In one area of England, however, the original pronunciation is still used—the g is pronounced so that the hard g of give can be heard at the end of words like long and thing . This area includes Liverpool, Manchester, Chester, Derby and Birmingham. It covers Merseyside, Greater Manchester, Cheshire, Staffordshire, West Midlands (with neighbouring areas of Warwickshire and Worcestershire), northern Shropshire and Derbyshire. 5 FACE AS FAYCE OR FEHCE/FAIRCE Diphthong The long a vowel used to be a pure vowel or monophthong in all dialects of English.
In some parts of Britain it can only mean ‘It is not compulsory or necessary for you to do that’, whereas in other parts of the country, particuiariy in the north of England, it can mean, as wcli or instcad, ‘You must not do that—it is compulsory for you not to do that’. 7 Make a list of grammatical differences between Standard English and the local dialect in your own region or regions.
In many parts of Britain, therefore, it is found in the speech of younger people but not older people. As a feature of younger people’s speech, it appears, for instance, to have arrived in Norwich in the 1970s, Sheffield in the 1980s and Exeter in the 1990s. The last we heard, it had not yet arrived in Newcastle or Scotland. Glottal stop Another accent feature which is spreading in a similar way is a new way of pronouncing t, except where it occurs at the beginning of a word. This new pronunciation, then, is not found in words like tea, or table, but is found in better , bottle , bat and bought .

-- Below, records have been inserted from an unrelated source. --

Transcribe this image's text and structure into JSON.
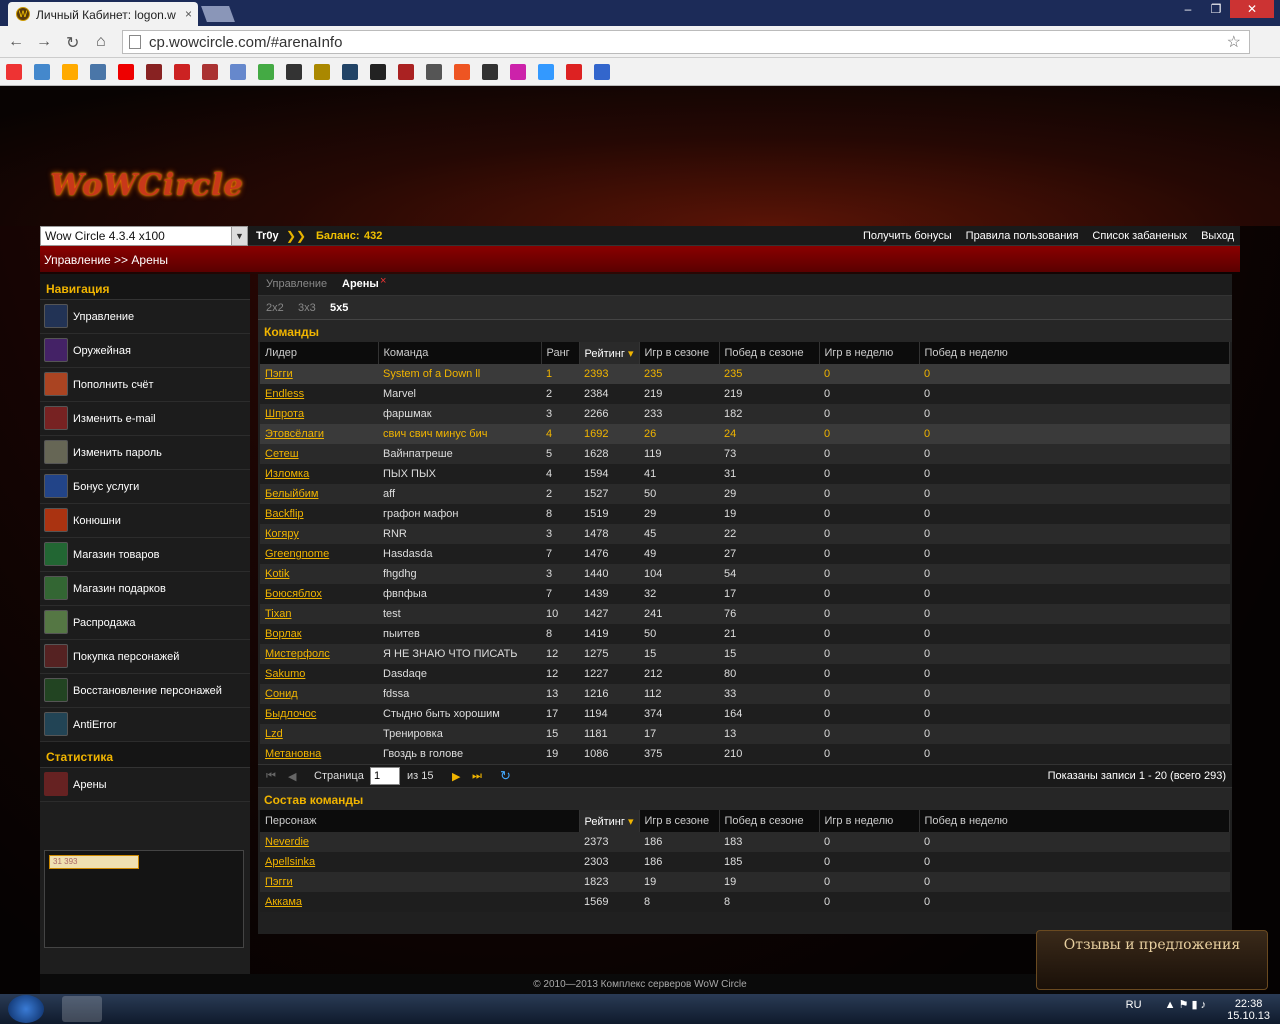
{
  "browser": {
    "tab_title": "Личный Кабинет: logon.w",
    "tab_close": "×",
    "url": "cp.wowcircle.com/#arenaInfo",
    "win_min": "–",
    "win_max": "❐",
    "win_close": "✕",
    "back": "←",
    "forward": "→",
    "reload": "↻",
    "home": "⌂",
    "star": "☆"
  },
  "site": {
    "logo": "WoWCircle",
    "realm": "Wow Circle 4.3.4 x100",
    "user": "Tr0y",
    "balance_label": "Баланс:",
    "balance": "432",
    "links": [
      "Получить бонусы",
      "Правила пользования",
      "Список забаненых",
      "Выход"
    ],
    "breadcrumb": "Управление >> Арены"
  },
  "sidebar": {
    "nav_title": "Навигация",
    "items": [
      "Управление",
      "Оружейная",
      "Пополнить счёт",
      "Изменить e-mail",
      "Изменить пароль",
      "Бонус услуги",
      "Конюшни",
      "Магазин товаров",
      "Магазин подарков",
      "Распродажа",
      "Покупка персонажей",
      "Восстановление персонажей",
      "AntiError"
    ],
    "stats_title": "Статистика",
    "stats_items": [
      "Арены"
    ],
    "counter": "31 393"
  },
  "main": {
    "tabs": [
      "Управление",
      "Арены"
    ],
    "tab_close": "×",
    "subtabs": [
      "2x2",
      "3x3",
      "5x5"
    ],
    "teams_title": "Команды",
    "teams_headers": [
      "Лидер",
      "Команда",
      "Ранг",
      "Рейтинг",
      "Игр в сезоне",
      "Побед в сезоне",
      "Игр в неделю",
      "Побед в неделю"
    ],
    "teams": [
      [
        "Пэгги",
        "System of a Down ll",
        "1",
        "2393",
        "235",
        "235",
        "0",
        "0"
      ],
      [
        "Endless",
        "Marvel",
        "2",
        "2384",
        "219",
        "219",
        "0",
        "0"
      ],
      [
        "Шпрота",
        "фаршмак",
        "3",
        "2266",
        "233",
        "182",
        "0",
        "0"
      ],
      [
        "Этовсёлаги",
        "свич свич минус бич",
        "4",
        "1692",
        "26",
        "24",
        "0",
        "0"
      ],
      [
        "Сетеш",
        "Вайнпатреше",
        "5",
        "1628",
        "119",
        "73",
        "0",
        "0"
      ],
      [
        "Изломка",
        "ПЫХ ПЫХ",
        "4",
        "1594",
        "41",
        "31",
        "0",
        "0"
      ],
      [
        "Белыйбим",
        "aff",
        "2",
        "1527",
        "50",
        "29",
        "0",
        "0"
      ],
      [
        "Backflip",
        "графон мафон",
        "8",
        "1519",
        "29",
        "19",
        "0",
        "0"
      ],
      [
        "Когяру",
        "RNR",
        "3",
        "1478",
        "45",
        "22",
        "0",
        "0"
      ],
      [
        "Greengnome",
        "Hasdasda",
        "7",
        "1476",
        "49",
        "27",
        "0",
        "0"
      ],
      [
        "Kotik",
        "fhgdhg",
        "3",
        "1440",
        "104",
        "54",
        "0",
        "0"
      ],
      [
        "Боюсяблох",
        "фвпфыа",
        "7",
        "1439",
        "32",
        "17",
        "0",
        "0"
      ],
      [
        "Tixan",
        "test",
        "10",
        "1427",
        "241",
        "76",
        "0",
        "0"
      ],
      [
        "Ворлак",
        "пыитев",
        "8",
        "1419",
        "50",
        "21",
        "0",
        "0"
      ],
      [
        "Мистерфолс",
        "Я НЕ ЗНАЮ ЧТО ПИСАТЬ",
        "12",
        "1275",
        "15",
        "15",
        "0",
        "0"
      ],
      [
        "Sakumo",
        "Dasdaqe",
        "12",
        "1227",
        "212",
        "80",
        "0",
        "0"
      ],
      [
        "Сонид",
        "fdssa",
        "13",
        "1216",
        "112",
        "33",
        "0",
        "0"
      ],
      [
        "Быдлочос",
        "Стыдно быть хорошим",
        "17",
        "1194",
        "374",
        "164",
        "0",
        "0"
      ],
      [
        "Lzd",
        "Тренировка",
        "15",
        "1181",
        "17",
        "13",
        "0",
        "0"
      ],
      [
        "Метановна",
        "Гвоздь в голове",
        "19",
        "1086",
        "375",
        "210",
        "0",
        "0"
      ]
    ],
    "pager": {
      "page_label": "Страница",
      "page": "1",
      "of": "из 15",
      "info": "Показаны записи 1 - 20 (всего 293)"
    },
    "roster_title": "Состав команды",
    "roster_headers": [
      "Персонаж",
      "Рейтинг",
      "Игр в сезоне",
      "Побед в сезоне",
      "Игр в неделю",
      "Побед в неделю"
    ],
    "roster": [
      [
        "Neverdie",
        "2373",
        "186",
        "183",
        "0",
        "0"
      ],
      [
        "Apellsinka",
        "2303",
        "186",
        "185",
        "0",
        "0"
      ],
      [
        "Пэгги",
        "1823",
        "19",
        "19",
        "0",
        "0"
      ],
      [
        "Аккама",
        "1569",
        "8",
        "8",
        "0",
        "0"
      ]
    ]
  },
  "footer": "© 2010—2013 Комплекс серверов WoW Circle",
  "feedback": "Отзывы и предложения",
  "taskbar": {
    "lang": "RU",
    "time": "22:38",
    "date": "15.10.13"
  }
}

Teaching Grammar Creatively by Gunter Gerngross, Herbert Puchta, Scott Thornbury